The architect Santiago Calatrava is collecting critics as buildings develop problems.
"... even as Mr. Calatrava’s eye-catching PATH station creeps toward completion in Lower Manhattan, he is often cast as a villain here in Valencia. One local politician runs a Web site calledCalatravatelaclava, which loosely translates as, “Calatrava bleeds you dry.” ..."
Valencia, where Mr. Calatrava was born, has a lot to regret now that Spain’s economic boom is over. The regional government, led by the center-right Popular Party, spent, for instance, about $180 million on a new airport that has not managed to attract any airlines. And some critics see Mr. Calatrava’s City of Arts and Sciences as another monument to the government’s extravagance, not his. Did Valencia really need an opera house, they ask?
But other critics scoff at Mr. Calatrava’s landscaped gardens beneath metal arches that become so hot no vines will entwine them. The roof of the performance hall leaks, they say. The opera was once flooded in a storm. Didn’t he know he was working in a riverbed?

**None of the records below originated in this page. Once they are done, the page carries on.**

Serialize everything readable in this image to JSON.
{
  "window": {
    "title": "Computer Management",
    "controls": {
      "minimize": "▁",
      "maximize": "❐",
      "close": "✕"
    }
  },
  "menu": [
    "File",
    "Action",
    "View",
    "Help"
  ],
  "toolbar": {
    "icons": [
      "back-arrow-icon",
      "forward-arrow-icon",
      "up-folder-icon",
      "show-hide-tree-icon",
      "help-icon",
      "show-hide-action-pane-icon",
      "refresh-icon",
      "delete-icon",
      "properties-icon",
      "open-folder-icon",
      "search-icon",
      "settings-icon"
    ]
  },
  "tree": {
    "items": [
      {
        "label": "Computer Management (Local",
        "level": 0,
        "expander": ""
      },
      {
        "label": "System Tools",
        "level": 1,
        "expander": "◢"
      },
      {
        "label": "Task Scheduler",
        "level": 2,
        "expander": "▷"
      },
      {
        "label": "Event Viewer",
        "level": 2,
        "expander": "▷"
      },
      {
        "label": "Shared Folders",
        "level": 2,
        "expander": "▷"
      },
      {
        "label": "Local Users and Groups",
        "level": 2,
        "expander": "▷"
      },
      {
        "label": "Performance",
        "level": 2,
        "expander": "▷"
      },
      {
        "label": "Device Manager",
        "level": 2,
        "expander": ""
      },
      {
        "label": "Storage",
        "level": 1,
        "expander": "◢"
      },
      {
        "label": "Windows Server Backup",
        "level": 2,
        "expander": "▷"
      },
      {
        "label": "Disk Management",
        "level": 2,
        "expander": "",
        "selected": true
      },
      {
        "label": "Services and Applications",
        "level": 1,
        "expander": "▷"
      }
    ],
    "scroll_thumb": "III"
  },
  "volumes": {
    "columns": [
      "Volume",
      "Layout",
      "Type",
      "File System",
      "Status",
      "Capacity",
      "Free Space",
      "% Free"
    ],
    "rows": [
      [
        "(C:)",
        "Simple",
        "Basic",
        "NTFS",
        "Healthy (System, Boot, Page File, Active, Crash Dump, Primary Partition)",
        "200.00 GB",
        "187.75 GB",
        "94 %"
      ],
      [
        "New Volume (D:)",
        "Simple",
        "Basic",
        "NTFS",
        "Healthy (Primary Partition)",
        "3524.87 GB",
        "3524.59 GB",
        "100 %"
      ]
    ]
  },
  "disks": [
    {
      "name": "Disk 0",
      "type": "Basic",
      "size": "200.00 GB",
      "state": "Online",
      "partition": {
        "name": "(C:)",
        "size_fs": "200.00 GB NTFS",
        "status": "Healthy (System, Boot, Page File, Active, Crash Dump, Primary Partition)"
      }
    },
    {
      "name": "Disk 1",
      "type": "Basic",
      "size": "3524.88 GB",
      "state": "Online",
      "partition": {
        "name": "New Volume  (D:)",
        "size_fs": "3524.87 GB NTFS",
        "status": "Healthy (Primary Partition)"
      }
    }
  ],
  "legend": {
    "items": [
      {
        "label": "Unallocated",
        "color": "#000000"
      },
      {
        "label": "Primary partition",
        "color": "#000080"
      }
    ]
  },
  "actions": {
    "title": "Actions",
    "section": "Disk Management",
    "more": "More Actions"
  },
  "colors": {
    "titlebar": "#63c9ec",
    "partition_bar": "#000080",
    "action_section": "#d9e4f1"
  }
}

One Valencia architect, Vicente Blasco, has taken Mr. Calatrava to task in a local newspaper for even trying to cover the steel sides of the opera house with a mosaic of broken white tiles. (That touch was Mr. Calatrava’s nod to another noted architect of Spain, Antoni Gaudí, who favored mosaics.) The flourish may have been a nice idea, Mr. Blasco said, but it was absurd. The buckling that is now occurring was predictable. On days with a rapid change in temperature, he wrote, the steel and tile contract and expand at different rates.
“Maybe someone sold him on some special adhesive, but I don’t see it,” Mr. Blasco said in an interview. “It is so basic. No one would expect that to work.”1
- 1. New York TImes, A Star Architect Leaves Some Clients Fuming, Published: September 24, 2013